■ Exercise:
Restate each entry shown beneath this instruction, keeping its wording intact.

■ Exercise inputs:
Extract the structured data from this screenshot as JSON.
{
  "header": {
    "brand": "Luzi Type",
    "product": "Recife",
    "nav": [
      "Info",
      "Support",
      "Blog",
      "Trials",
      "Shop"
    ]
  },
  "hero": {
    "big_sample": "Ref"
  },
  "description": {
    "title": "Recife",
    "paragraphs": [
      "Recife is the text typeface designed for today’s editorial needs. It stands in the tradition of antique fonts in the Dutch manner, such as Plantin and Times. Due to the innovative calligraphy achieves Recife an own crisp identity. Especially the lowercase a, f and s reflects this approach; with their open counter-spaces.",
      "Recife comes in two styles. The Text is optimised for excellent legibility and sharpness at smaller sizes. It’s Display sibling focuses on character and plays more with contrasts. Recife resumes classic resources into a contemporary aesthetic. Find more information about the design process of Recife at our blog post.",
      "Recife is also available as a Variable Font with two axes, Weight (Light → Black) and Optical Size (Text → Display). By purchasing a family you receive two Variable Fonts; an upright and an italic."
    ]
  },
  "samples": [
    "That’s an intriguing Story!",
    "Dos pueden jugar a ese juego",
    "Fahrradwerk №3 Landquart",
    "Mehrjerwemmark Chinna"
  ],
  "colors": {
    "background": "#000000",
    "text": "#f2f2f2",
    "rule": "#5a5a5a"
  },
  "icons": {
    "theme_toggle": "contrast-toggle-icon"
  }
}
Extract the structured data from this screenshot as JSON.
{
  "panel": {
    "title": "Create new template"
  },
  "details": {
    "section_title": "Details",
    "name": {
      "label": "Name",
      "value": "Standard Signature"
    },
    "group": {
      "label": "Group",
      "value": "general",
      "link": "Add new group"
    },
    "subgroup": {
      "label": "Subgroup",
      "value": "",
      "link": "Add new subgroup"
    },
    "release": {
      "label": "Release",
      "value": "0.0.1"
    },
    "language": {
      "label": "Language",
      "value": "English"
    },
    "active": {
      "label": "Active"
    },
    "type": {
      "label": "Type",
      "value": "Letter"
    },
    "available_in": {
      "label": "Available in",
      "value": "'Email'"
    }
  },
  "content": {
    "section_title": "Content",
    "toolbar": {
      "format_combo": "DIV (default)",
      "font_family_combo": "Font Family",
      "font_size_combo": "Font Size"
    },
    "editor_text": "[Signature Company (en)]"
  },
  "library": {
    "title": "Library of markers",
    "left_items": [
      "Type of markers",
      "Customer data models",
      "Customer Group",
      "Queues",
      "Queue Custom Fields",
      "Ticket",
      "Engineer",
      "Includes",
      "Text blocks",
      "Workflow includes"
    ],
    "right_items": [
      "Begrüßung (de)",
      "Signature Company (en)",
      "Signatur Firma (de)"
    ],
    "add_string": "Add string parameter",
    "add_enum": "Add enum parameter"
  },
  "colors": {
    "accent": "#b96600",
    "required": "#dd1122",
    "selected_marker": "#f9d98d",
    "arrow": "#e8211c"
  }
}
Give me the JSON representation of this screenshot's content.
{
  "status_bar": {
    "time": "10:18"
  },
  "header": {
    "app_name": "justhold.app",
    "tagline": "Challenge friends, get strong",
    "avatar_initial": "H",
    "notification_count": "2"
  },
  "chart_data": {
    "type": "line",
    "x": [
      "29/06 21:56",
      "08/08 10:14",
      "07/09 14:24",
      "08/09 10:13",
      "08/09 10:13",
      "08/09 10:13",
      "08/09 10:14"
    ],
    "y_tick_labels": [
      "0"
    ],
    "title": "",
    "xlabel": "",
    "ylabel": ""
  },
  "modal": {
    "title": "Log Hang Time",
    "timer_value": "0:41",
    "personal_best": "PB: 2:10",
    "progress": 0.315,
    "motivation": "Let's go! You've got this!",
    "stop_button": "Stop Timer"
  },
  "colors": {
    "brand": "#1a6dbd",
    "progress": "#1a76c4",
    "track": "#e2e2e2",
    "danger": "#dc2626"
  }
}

■ Your response:
Extract the structured data from this screenshot as JSON.
{
  "header": {
    "brand": "Luzi Type",
    "product": "Recife",
    "nav": [
      "Info",
      "Support",
      "Blog",
      "Trials",
      "Shop"
    ]
  },
  "hero": {
    "big_sample": "Ref"
  },
  "description": {
    "title": "Recife",
    "paragraphs": [
      "Recife is the text typeface designed for today’s editorial needs. It stands in the tradition of antique fonts in the Dutch manner, such as Plantin and Times. Due to the innovative calligraphy achieves Recife an own crisp identity. Especially the lowercase a, f and s reflects this approach; with their open counter-spaces.",
      "Recife comes in two styles. The Text is optimised for excellent legibility and sharpness at smaller sizes. It’s Display sibling focuses on character and plays more with contrasts. Recife resumes classic resources into a contemporary aesthetic. Find more information about the design process of Recife at our blog post.",
      "Recife is also available as a Variable Font with two axes, Weight (Light → Black) and Optical Size (Text → Display). By purchasing a family you receive two Variable Fonts; an upright and an italic."
    ]
  },
  "samples": [
    "That’s an intriguing Story!",
    "Dos pueden jugar a ese juego",
    "Fahrradwerk №3 Landquart",
    "Mehrjerwemmark Chinna"
  ],
  "colors": {
    "background": "#000000",
    "text": "#f2f2f2",
    "rule": "#5a5a5a"
  },
  "icons": {
    "theme_toggle": "contrast-toggle-icon"
  }
}
Extract the structured data from this screenshot as JSON.
{
  "panel": {
    "title": "Create new template"
  },
  "details": {
    "section_title": "Details",
    "name": {
      "label": "Name",
      "value": "Standard Signature"
    },
    "group": {
      "label": "Group",
      "value": "general",
      "link": "Add new group"
    },
    "subgroup": {
      "label": "Subgroup",
      "value": "",
      "link": "Add new subgroup"
    },
    "release": {
      "label": "Release",
      "value": "0.0.1"
    },
    "language": {
      "label": "Language",
      "value": "English"
    },
    "active": {
      "label": "Active"
    },
    "type": {
      "label": "Type",
      "value": "Letter"
    },
    "available_in": {
      "label": "Available in",
      "value": "'Email'"
    }
  },
  "content": {
    "section_title": "Content",
    "toolbar": {
      "format_combo": "DIV (default)",
      "font_family_combo": "Font Family",
      "font_size_combo": "Font Size"
    },
    "editor_text": "[Signature Company (en)]"
  },
  "library": {
    "title": "Library of markers",
    "left_items": [
      "Type of markers",
      "Customer data models",
      "Customer Group",
      "Queues",
      "Queue Custom Fields",
      "Ticket",
      "Engineer",
      "Includes",
      "Text blocks",
      "Workflow includes"
    ],
    "right_items": [
      "Begrüßung (de)",
      "Signature Company (en)",
      "Signatur Firma (de)"
    ],
    "add_string": "Add string parameter",
    "add_enum": "Add enum parameter"
  },
  "colors": {
    "accent": "#b96600",
    "required": "#dd1122",
    "selected_marker": "#f9d98d",
    "arrow": "#e8211c"
  }
}
Give me the JSON representation of this screenshot's content.
{
  "status_bar": {
    "time": "10:18"
  },
  "header": {
    "app_name": "justhold.app",
    "tagline": "Challenge friends, get strong",
    "avatar_initial": "H",
    "notification_count": "2"
  },
  "chart_data": {
    "type": "line",
    "x": [
      "29/06 21:56",
      "08/08 10:14",
      "07/09 14:24",
      "08/09 10:13",
      "08/09 10:13",
      "08/09 10:13",
      "08/09 10:14"
    ],
    "y_tick_labels": [
      "0"
    ],
    "title": "",
    "xlabel": "",
    "ylabel": ""
  },
  "modal": {
    "title": "Log Hang Time",
    "timer_value": "0:41",
    "personal_best": "PB: 2:10",
    "progress": 0.315,
    "motivation": "Let's go! You've got this!",
    "stop_button": "Stop Timer"
  },
  "colors": {
    "brand": "#1a6dbd",
    "progress": "#1a76c4",
    "track": "#e2e2e2",
    "danger": "#dc2626"
  }
}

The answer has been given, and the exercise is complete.